[[ Data records open ]]
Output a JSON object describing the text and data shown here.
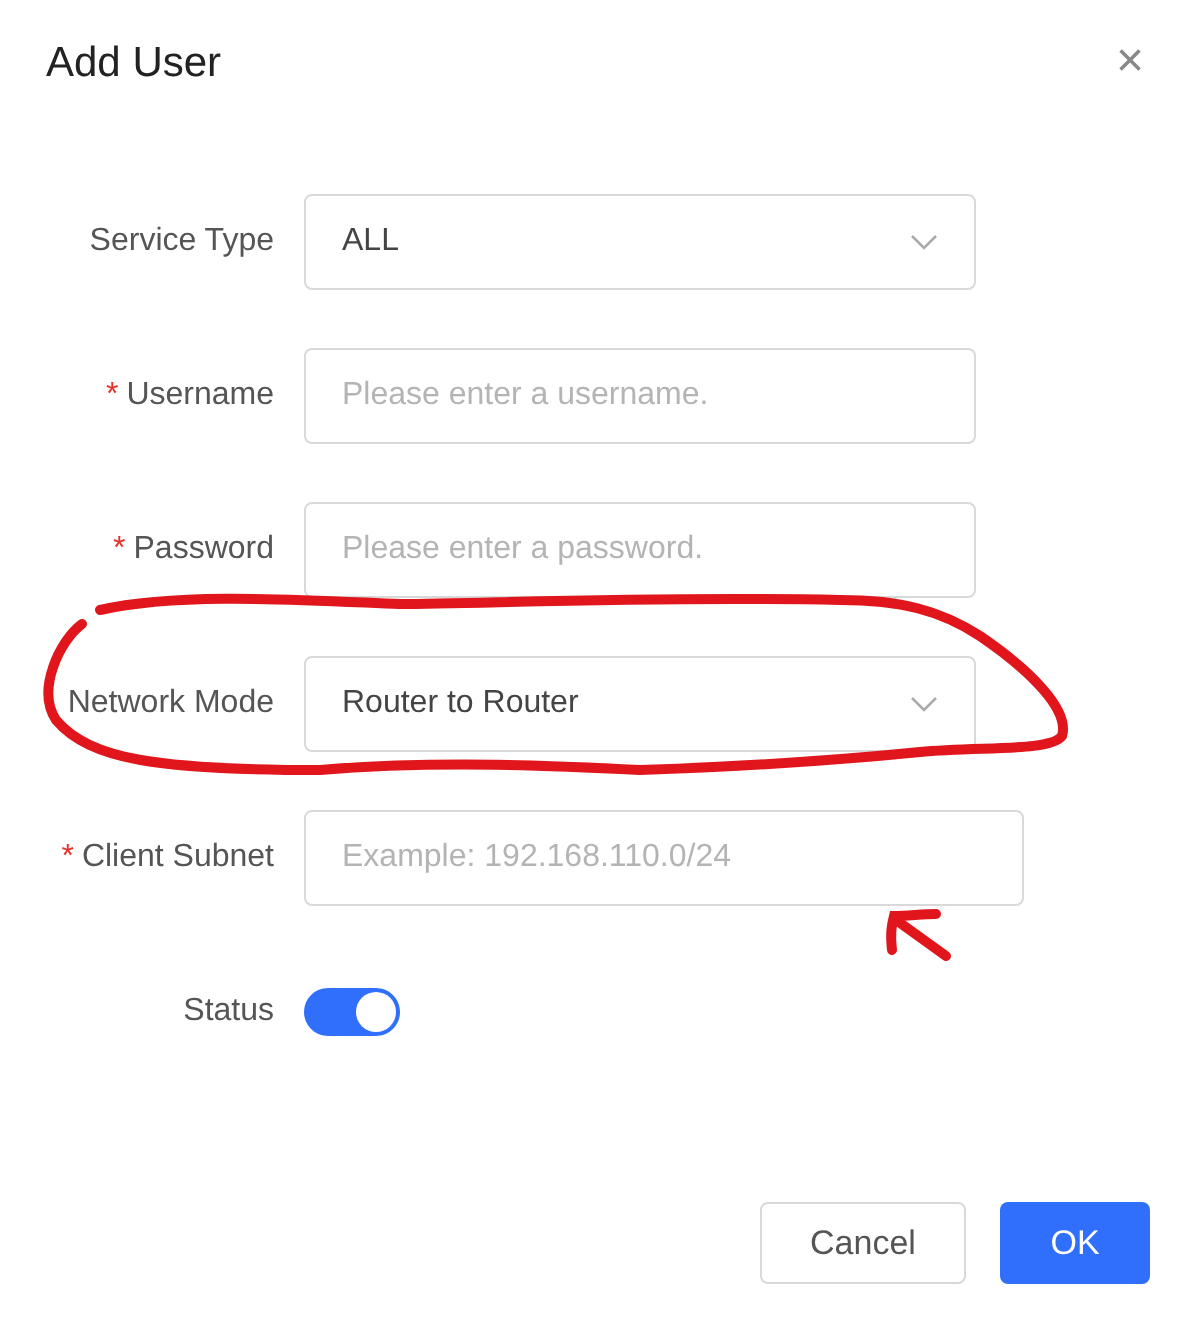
{
  "dialog": {
    "title": "Add User",
    "close": "×"
  },
  "fields": [
    {
      "kind": "select",
      "label": "Service Type",
      "value": "ALL"
    },
    {
      "kind": "input",
      "required_mark": "*",
      "label": "Username",
      "placeholder": "Please enter a username."
    },
    {
      "kind": "input",
      "required_mark": "*",
      "label": "Password",
      "placeholder": "Please enter a password."
    },
    {
      "kind": "select",
      "label": "Network Mode",
      "value": "Router to Router"
    },
    {
      "kind": "input",
      "required_mark": "*",
      "label": "Client Subnet",
      "placeholder": "Example: 192.168.110.0/24"
    },
    {
      "kind": "switch",
      "label": "Status",
      "on": true
    }
  ],
  "buttons": [
    {
      "label": "Cancel",
      "primary": false
    },
    {
      "label": "OK",
      "primary": true
    }
  ]
}
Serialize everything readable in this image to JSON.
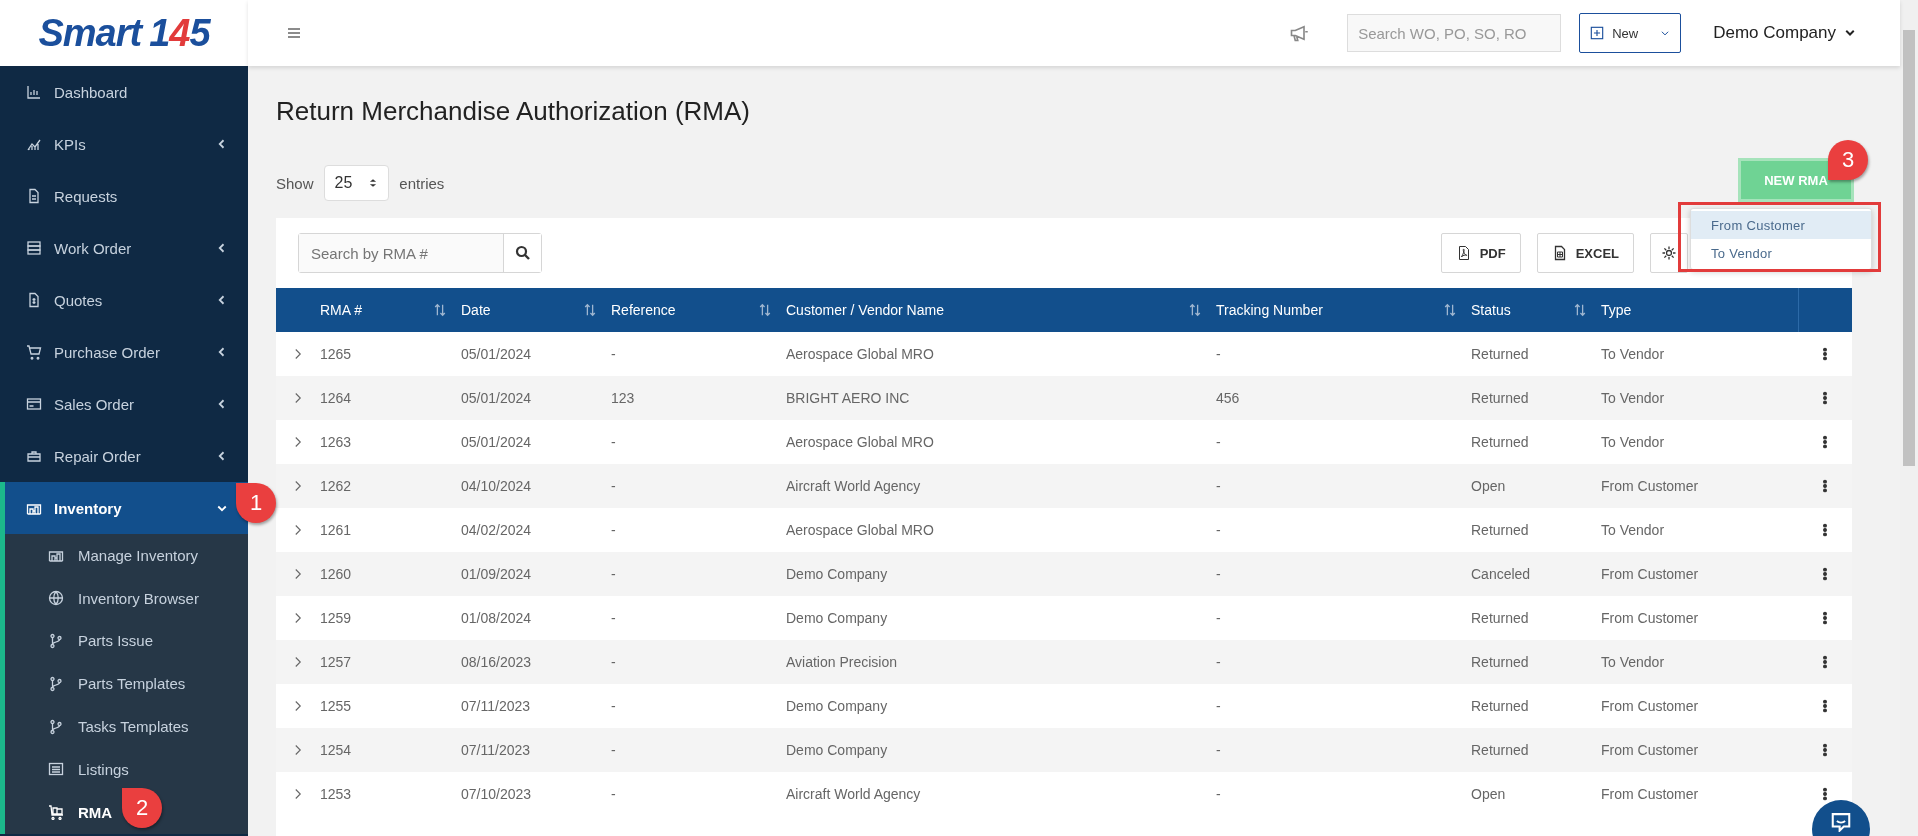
{
  "logo": {
    "word": "Smart",
    "number": "145"
  },
  "sidebar": {
    "items": [
      {
        "label": "Dashboard",
        "selected": false
      },
      {
        "label": "KPIs",
        "selected": false,
        "expanded": false
      },
      {
        "label": "Requests",
        "selected": false
      },
      {
        "label": "Work Order",
        "selected": false,
        "expanded": false
      },
      {
        "label": "Quotes",
        "selected": false,
        "expanded": false
      },
      {
        "label": "Purchase Order",
        "selected": false,
        "expanded": false
      },
      {
        "label": "Sales Order",
        "selected": false,
        "expanded": false
      },
      {
        "label": "Repair Order",
        "selected": false,
        "expanded": false
      },
      {
        "label": "Inventory",
        "selected": true,
        "expanded": true,
        "children": [
          {
            "label": "Manage Inventory",
            "selected": false
          },
          {
            "label": "Inventory Browser",
            "selected": false
          },
          {
            "label": "Parts Issue",
            "selected": false
          },
          {
            "label": "Parts Templates",
            "selected": false
          },
          {
            "label": "Tasks Templates",
            "selected": false
          },
          {
            "label": "Listings",
            "selected": false
          },
          {
            "label": "RMA",
            "selected": true
          }
        ]
      }
    ]
  },
  "header": {
    "search": {
      "placeholder": "Search WO, PO, SO, RO"
    },
    "new_button": "New",
    "company": "Demo Company"
  },
  "page": {
    "title": "Return Merchandise Authorization (RMA)",
    "show_label": "Show",
    "page_size": "25",
    "entries_label": "entries",
    "new_button": "NEW RMA",
    "new_menu": [
      {
        "label": "From Customer",
        "selected": true
      },
      {
        "label": "To Vendor",
        "selected": false
      }
    ]
  },
  "toolbar": {
    "search": {
      "placeholder": "Search by RMA #"
    },
    "buttons": [
      "PDF",
      "EXCEL"
    ]
  },
  "table": {
    "columns": [
      {
        "label": "RMA #",
        "sortable": true
      },
      {
        "label": "Date",
        "sortable": true
      },
      {
        "label": "Reference",
        "sortable": true
      },
      {
        "label": "Customer / Vendor Name",
        "sortable": true
      },
      {
        "label": "Tracking Number",
        "sortable": true
      },
      {
        "label": "Status",
        "sortable": true
      },
      {
        "label": "Type",
        "sortable": false
      }
    ],
    "rows": [
      [
        "1265",
        "05/01/2024",
        "-",
        "Aerospace Global MRO",
        "-",
        "Returned",
        "To Vendor"
      ],
      [
        "1264",
        "05/01/2024",
        "123",
        "BRIGHT AERO INC",
        "456",
        "Returned",
        "To Vendor"
      ],
      [
        "1263",
        "05/01/2024",
        "-",
        "Aerospace Global MRO",
        "-",
        "Returned",
        "To Vendor"
      ],
      [
        "1262",
        "04/10/2024",
        "-",
        "Aircraft World Agency",
        "-",
        "Open",
        "From Customer"
      ],
      [
        "1261",
        "04/02/2024",
        "-",
        "Aerospace Global MRO",
        "-",
        "Returned",
        "To Vendor"
      ],
      [
        "1260",
        "01/09/2024",
        "-",
        "Demo Company",
        "-",
        "Canceled",
        "From Customer"
      ],
      [
        "1259",
        "01/08/2024",
        "-",
        "Demo Company",
        "-",
        "Returned",
        "From Customer"
      ],
      [
        "1257",
        "08/16/2023",
        "-",
        "Aviation Precision",
        "-",
        "Returned",
        "To Vendor"
      ],
      [
        "1255",
        "07/11/2023",
        "-",
        "Demo Company",
        "-",
        "Returned",
        "From Customer"
      ],
      [
        "1254",
        "07/11/2023",
        "-",
        "Demo Company",
        "-",
        "Returned",
        "From Customer"
      ],
      [
        "1253",
        "07/10/2023",
        "-",
        "Aircraft World Agency",
        "-",
        "Open",
        "From Customer"
      ]
    ]
  },
  "callouts": [
    {
      "label": "1"
    },
    {
      "label": "2"
    },
    {
      "label": "3"
    }
  ]
}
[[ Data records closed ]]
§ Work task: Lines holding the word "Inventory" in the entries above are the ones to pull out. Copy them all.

§ Your solution:
        "label": "Inventory",
            "label": "Manage Inventory",
            "label": "Inventory Browser",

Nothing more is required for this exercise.